THE TASK -
Repeat, line for line, the entries printed below.

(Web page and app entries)
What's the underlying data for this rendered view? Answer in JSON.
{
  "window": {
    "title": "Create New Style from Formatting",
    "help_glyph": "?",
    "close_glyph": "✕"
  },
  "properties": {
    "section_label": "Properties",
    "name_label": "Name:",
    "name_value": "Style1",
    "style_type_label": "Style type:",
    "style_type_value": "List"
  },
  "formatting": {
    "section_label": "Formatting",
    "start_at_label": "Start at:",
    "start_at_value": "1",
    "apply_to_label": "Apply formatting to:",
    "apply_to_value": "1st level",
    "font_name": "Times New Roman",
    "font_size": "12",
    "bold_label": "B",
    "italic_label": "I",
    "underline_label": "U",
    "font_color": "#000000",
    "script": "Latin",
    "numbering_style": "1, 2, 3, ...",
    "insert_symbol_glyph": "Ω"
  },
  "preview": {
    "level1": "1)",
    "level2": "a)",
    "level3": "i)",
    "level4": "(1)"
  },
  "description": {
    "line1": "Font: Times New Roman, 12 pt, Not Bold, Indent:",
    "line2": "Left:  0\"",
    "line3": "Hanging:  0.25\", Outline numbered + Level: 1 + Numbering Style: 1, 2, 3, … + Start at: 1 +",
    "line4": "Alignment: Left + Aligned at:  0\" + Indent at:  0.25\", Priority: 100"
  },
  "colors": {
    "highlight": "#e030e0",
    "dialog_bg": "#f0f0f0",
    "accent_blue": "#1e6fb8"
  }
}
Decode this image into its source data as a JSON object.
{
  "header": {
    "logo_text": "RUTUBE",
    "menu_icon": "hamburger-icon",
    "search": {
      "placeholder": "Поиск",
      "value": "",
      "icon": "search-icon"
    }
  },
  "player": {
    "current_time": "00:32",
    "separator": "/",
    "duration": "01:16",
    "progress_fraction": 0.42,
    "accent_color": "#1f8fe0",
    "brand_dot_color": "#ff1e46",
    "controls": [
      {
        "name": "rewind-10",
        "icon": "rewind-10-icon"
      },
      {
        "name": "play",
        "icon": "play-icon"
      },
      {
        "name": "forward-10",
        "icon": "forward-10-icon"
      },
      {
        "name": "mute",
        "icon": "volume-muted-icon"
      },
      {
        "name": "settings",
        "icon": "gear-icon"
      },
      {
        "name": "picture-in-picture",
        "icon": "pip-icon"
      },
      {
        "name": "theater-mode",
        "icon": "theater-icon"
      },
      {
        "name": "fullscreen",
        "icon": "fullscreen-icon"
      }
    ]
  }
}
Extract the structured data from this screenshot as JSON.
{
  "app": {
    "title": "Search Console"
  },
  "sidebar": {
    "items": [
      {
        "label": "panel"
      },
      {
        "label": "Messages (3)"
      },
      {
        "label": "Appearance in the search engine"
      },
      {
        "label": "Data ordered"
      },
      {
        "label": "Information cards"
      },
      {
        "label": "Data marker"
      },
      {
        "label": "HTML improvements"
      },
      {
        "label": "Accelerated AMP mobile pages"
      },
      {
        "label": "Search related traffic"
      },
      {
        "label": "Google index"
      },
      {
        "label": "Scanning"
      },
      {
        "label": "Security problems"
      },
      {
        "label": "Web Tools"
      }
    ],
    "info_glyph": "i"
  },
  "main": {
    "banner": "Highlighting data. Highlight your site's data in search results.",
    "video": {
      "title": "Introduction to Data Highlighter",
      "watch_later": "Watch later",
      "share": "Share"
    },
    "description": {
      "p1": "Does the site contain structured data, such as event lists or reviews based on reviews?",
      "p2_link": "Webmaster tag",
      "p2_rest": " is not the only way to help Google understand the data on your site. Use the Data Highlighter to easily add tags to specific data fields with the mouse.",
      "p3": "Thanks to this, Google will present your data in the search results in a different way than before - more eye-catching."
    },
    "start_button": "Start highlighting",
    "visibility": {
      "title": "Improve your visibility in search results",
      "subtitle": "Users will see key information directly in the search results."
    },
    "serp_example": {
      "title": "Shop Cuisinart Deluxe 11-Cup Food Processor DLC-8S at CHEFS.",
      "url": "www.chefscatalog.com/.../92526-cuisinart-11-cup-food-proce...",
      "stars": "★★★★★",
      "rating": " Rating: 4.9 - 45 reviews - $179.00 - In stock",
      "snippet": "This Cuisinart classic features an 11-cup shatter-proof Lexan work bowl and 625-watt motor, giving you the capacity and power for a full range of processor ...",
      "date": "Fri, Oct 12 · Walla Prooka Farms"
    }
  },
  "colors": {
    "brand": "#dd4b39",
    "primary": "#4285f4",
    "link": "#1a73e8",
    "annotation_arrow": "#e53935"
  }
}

EXERCISE RESPONSE -
What's the underlying data for this rendered view? Answer in JSON.
{
  "window": {
    "title": "Create New Style from Formatting",
    "help_glyph": "?",
    "close_glyph": "✕"
  },
  "properties": {
    "section_label": "Properties",
    "name_label": "Name:",
    "name_value": "Style1",
    "style_type_label": "Style type:",
    "style_type_value": "List"
  },
  "formatting": {
    "section_label": "Formatting",
    "start_at_label": "Start at:",
    "start_at_value": "1",
    "apply_to_label": "Apply formatting to:",
    "apply_to_value": "1st level",
    "font_name": "Times New Roman",
    "font_size": "12",
    "bold_label": "B",
    "italic_label": "I",
    "underline_label": "U",
    "font_color": "#000000",
    "script": "Latin",
    "numbering_style": "1, 2, 3, ...",
    "insert_symbol_glyph": "Ω"
  },
  "preview": {
    "level1": "1)",
    "level2": "a)",
    "level3": "i)",
    "level4": "(1)"
  },
  "description": {
    "line1": "Font: Times New Roman, 12 pt, Not Bold, Indent:",
    "line2": "Left:  0\"",
    "line3": "Hanging:  0.25\", Outline numbered + Level: 1 + Numbering Style: 1, 2, 3, … + Start at: 1 +",
    "line4": "Alignment: Left + Aligned at:  0\" + Indent at:  0.25\", Priority: 100"
  },
  "colors": {
    "highlight": "#e030e0",
    "dialog_bg": "#f0f0f0",
    "accent_blue": "#1e6fb8"
  }
}
Decode this image into its source data as a JSON object.
{
  "header": {
    "logo_text": "RUTUBE",
    "menu_icon": "hamburger-icon",
    "search": {
      "placeholder": "Поиск",
      "value": "",
      "icon": "search-icon"
    }
  },
  "player": {
    "current_time": "00:32",
    "separator": "/",
    "duration": "01:16",
    "progress_fraction": 0.42,
    "accent_color": "#1f8fe0",
    "brand_dot_color": "#ff1e46",
    "controls": [
      {
        "name": "rewind-10",
        "icon": "rewind-10-icon"
      },
      {
        "name": "play",
        "icon": "play-icon"
      },
      {
        "name": "forward-10",
        "icon": "forward-10-icon"
      },
      {
        "name": "mute",
        "icon": "volume-muted-icon"
      },
      {
        "name": "settings",
        "icon": "gear-icon"
      },
      {
        "name": "picture-in-picture",
        "icon": "pip-icon"
      },
      {
        "name": "theater-mode",
        "icon": "theater-icon"
      },
      {
        "name": "fullscreen",
        "icon": "fullscreen-icon"
      }
    ]
  }
}
Extract the structured data from this screenshot as JSON.
{
  "app": {
    "title": "Search Console"
  },
  "sidebar": {
    "items": [
      {
        "label": "panel"
      },
      {
        "label": "Messages (3)"
      },
      {
        "label": "Appearance in the search engine"
      },
      {
        "label": "Data ordered"
      },
      {
        "label": "Information cards"
      },
      {
        "label": "Data marker"
      },
      {
        "label": "HTML improvements"
      },
      {
        "label": "Accelerated AMP mobile pages"
      },
      {
        "label": "Search related traffic"
      },
      {
        "label": "Google index"
      },
      {
        "label": "Scanning"
      },
      {
        "label": "Security problems"
      },
      {
        "label": "Web Tools"
      }
    ],
    "info_glyph": "i"
  },
  "main": {
    "banner": "Highlighting data. Highlight your site's data in search results.",
    "video": {
      "title": "Introduction to Data Highlighter",
      "watch_later": "Watch later",
      "share": "Share"
    },
    "description": {
      "p1": "Does the site contain structured data, such as event lists or reviews based on reviews?",
      "p2_link": "Webmaster tag",
      "p2_rest": " is not the only way to help Google understand the data on your site. Use the Data Highlighter to easily add tags to specific data fields with the mouse.",
      "p3": "Thanks to this, Google will present your data in the search results in a different way than before - more eye-catching."
    },
    "start_button": "Start highlighting",
    "visibility": {
      "title": "Improve your visibility in search results",
      "subtitle": "Users will see key information directly in the search results."
    },
    "serp_example": {
      "title": "Shop Cuisinart Deluxe 11-Cup Food Processor DLC-8S at CHEFS.",
      "url": "www.chefscatalog.com/.../92526-cuisinart-11-cup-food-proce...",
      "stars": "★★★★★",
      "rating": " Rating: 4.9 - 45 reviews - $179.00 - In stock",
      "snippet": "This Cuisinart classic features an 11-cup shatter-proof Lexan work bowl and 625-watt motor, giving you the capacity and power for a full range of processor ...",
      "date": "Fri, Oct 12 · Walla Prooka Farms"
    }
  },
  "colors": {
    "brand": "#dd4b39",
    "primary": "#4285f4",
    "link": "#1a73e8",
    "annotation_arrow": "#e53935"
  }
}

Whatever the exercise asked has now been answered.